==== DATASET EXCERPTS ====
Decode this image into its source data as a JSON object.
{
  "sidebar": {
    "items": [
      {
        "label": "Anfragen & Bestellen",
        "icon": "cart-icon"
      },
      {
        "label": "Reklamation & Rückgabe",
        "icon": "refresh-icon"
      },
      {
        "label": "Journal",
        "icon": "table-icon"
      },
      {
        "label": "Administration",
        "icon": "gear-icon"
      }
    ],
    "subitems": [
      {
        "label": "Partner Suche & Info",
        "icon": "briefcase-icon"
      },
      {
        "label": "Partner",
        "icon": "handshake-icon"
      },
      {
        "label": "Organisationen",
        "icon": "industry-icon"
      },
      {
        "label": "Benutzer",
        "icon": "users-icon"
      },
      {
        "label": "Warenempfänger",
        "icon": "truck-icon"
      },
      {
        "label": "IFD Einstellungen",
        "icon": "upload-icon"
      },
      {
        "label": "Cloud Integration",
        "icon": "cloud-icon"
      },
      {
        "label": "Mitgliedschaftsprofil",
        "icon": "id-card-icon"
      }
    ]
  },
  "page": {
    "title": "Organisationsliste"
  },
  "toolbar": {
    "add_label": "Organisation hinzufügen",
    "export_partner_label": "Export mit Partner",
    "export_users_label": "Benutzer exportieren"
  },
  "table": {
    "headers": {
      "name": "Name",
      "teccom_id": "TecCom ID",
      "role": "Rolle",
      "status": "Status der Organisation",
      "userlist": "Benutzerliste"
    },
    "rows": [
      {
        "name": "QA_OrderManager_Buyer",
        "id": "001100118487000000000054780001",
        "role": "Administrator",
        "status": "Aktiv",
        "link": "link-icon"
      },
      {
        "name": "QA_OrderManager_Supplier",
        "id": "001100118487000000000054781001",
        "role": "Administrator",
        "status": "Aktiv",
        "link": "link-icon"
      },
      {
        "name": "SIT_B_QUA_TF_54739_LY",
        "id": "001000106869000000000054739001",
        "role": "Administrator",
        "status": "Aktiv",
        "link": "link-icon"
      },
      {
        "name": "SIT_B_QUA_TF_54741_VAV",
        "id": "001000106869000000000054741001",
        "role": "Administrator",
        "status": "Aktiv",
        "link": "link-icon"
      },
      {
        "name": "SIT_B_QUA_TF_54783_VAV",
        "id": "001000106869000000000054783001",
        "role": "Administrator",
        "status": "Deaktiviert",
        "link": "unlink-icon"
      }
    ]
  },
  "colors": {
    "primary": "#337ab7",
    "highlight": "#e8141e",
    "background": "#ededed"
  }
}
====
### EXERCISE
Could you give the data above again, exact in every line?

### RESULT BELOW
Decode this image into its source data as a JSON object.
{
  "sidebar": {
    "items": [
      {
        "label": "Anfragen & Bestellen",
        "icon": "cart-icon"
      },
      {
        "label": "Reklamation & Rückgabe",
        "icon": "refresh-icon"
      },
      {
        "label": "Journal",
        "icon": "table-icon"
      },
      {
        "label": "Administration",
        "icon": "gear-icon"
      }
    ],
    "subitems": [
      {
        "label": "Partner Suche & Info",
        "icon": "briefcase-icon"
      },
      {
        "label": "Partner",
        "icon": "handshake-icon"
      },
      {
        "label": "Organisationen",
        "icon": "industry-icon"
      },
      {
        "label": "Benutzer",
        "icon": "users-icon"
      },
      {
        "label": "Warenempfänger",
        "icon": "truck-icon"
      },
      {
        "label": "IFD Einstellungen",
        "icon": "upload-icon"
      },
      {
        "label": "Cloud Integration",
        "icon": "cloud-icon"
      },
      {
        "label": "Mitgliedschaftsprofil",
        "icon": "id-card-icon"
      }
    ]
  },
  "page": {
    "title": "Organisationsliste"
  },
  "toolbar": {
    "add_label": "Organisation hinzufügen",
    "export_partner_label": "Export mit Partner",
    "export_users_label": "Benutzer exportieren"
  },
  "table": {
    "headers": {
      "name": "Name",
      "teccom_id": "TecCom ID",
      "role": "Rolle",
      "status": "Status der Organisation",
      "userlist": "Benutzerliste"
    },
    "rows": [
      {
        "name": "QA_OrderManager_Buyer",
        "id": "001100118487000000000054780001",
        "role": "Administrator",
        "status": "Aktiv",
        "link": "link-icon"
      },
      {
        "name": "QA_OrderManager_Supplier",
        "id": "001100118487000000000054781001",
        "role": "Administrator",
        "status": "Aktiv",
        "link": "link-icon"
      },
      {
        "name": "SIT_B_QUA_TF_54739_LY",
        "id": "001000106869000000000054739001",
        "role": "Administrator",
        "status": "Aktiv",
        "link": "link-icon"
      },
      {
        "name": "SIT_B_QUA_TF_54741_VAV",
        "id": "001000106869000000000054741001",
        "role": "Administrator",
        "status": "Aktiv",
        "link": "link-icon"
      },
      {
        "name": "SIT_B_QUA_TF_54783_VAV",
        "id": "001000106869000000000054783001",
        "role": "Administrator",
        "status": "Deaktiviert",
        "link": "unlink-icon"
      }
    ]
  },
  "colors": {
    "primary": "#337ab7",
    "highlight": "#e8141e",
    "background": "#ededed"
  }
}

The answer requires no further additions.